─── Information provided ───
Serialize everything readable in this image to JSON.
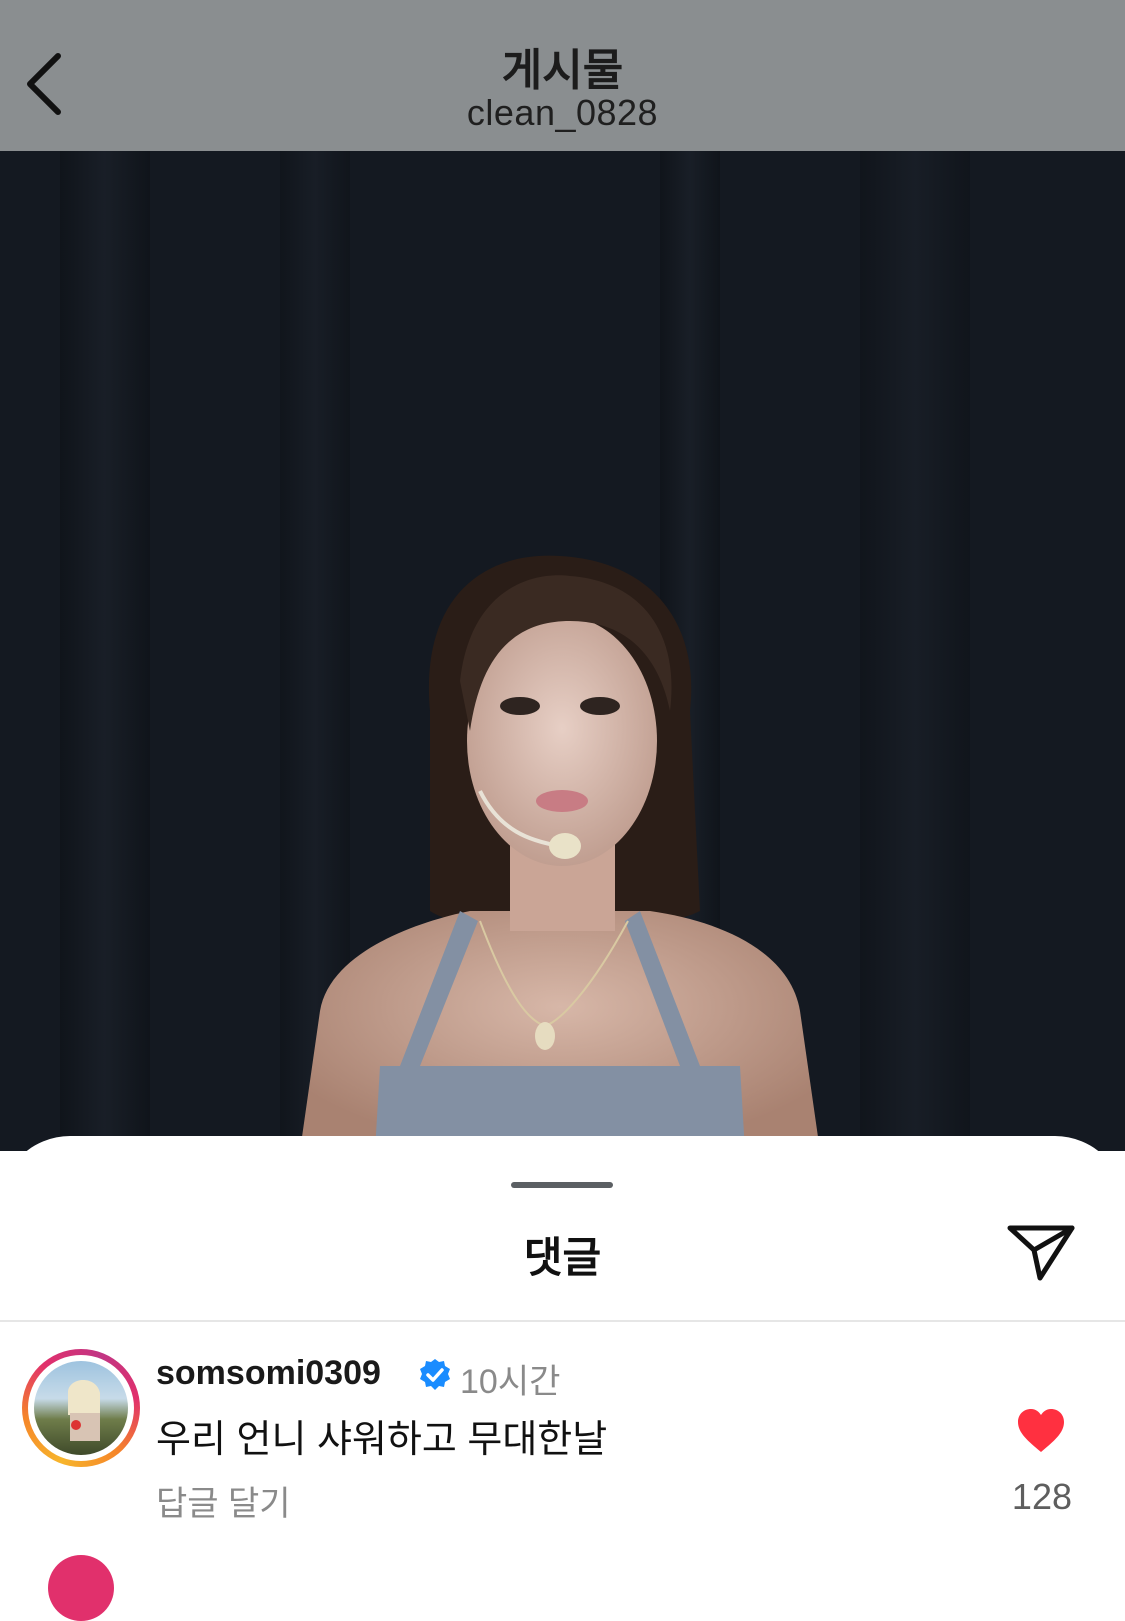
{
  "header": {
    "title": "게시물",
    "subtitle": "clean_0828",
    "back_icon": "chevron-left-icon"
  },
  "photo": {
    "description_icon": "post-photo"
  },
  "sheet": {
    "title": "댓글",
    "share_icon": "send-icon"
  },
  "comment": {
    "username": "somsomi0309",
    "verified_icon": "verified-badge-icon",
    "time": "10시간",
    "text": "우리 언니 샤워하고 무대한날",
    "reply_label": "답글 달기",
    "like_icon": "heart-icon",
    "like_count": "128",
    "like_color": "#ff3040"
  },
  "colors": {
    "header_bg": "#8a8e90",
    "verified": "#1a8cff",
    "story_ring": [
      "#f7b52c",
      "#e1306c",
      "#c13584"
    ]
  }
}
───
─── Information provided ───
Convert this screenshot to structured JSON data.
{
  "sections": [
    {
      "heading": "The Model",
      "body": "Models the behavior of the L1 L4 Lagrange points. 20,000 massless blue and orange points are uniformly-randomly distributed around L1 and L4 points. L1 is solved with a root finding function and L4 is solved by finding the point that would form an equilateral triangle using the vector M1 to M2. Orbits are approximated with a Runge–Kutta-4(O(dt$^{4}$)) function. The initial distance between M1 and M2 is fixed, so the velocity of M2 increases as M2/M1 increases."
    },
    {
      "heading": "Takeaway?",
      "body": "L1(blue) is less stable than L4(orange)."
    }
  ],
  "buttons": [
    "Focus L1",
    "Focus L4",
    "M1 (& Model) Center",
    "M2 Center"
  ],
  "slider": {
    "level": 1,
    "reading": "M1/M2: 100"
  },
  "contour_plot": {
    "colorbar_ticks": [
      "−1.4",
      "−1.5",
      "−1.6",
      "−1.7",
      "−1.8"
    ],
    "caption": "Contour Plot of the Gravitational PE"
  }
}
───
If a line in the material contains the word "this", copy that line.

Completed task:
Serialize everything readable in this image to JSON.
Convert this screenshot to structured JSON data.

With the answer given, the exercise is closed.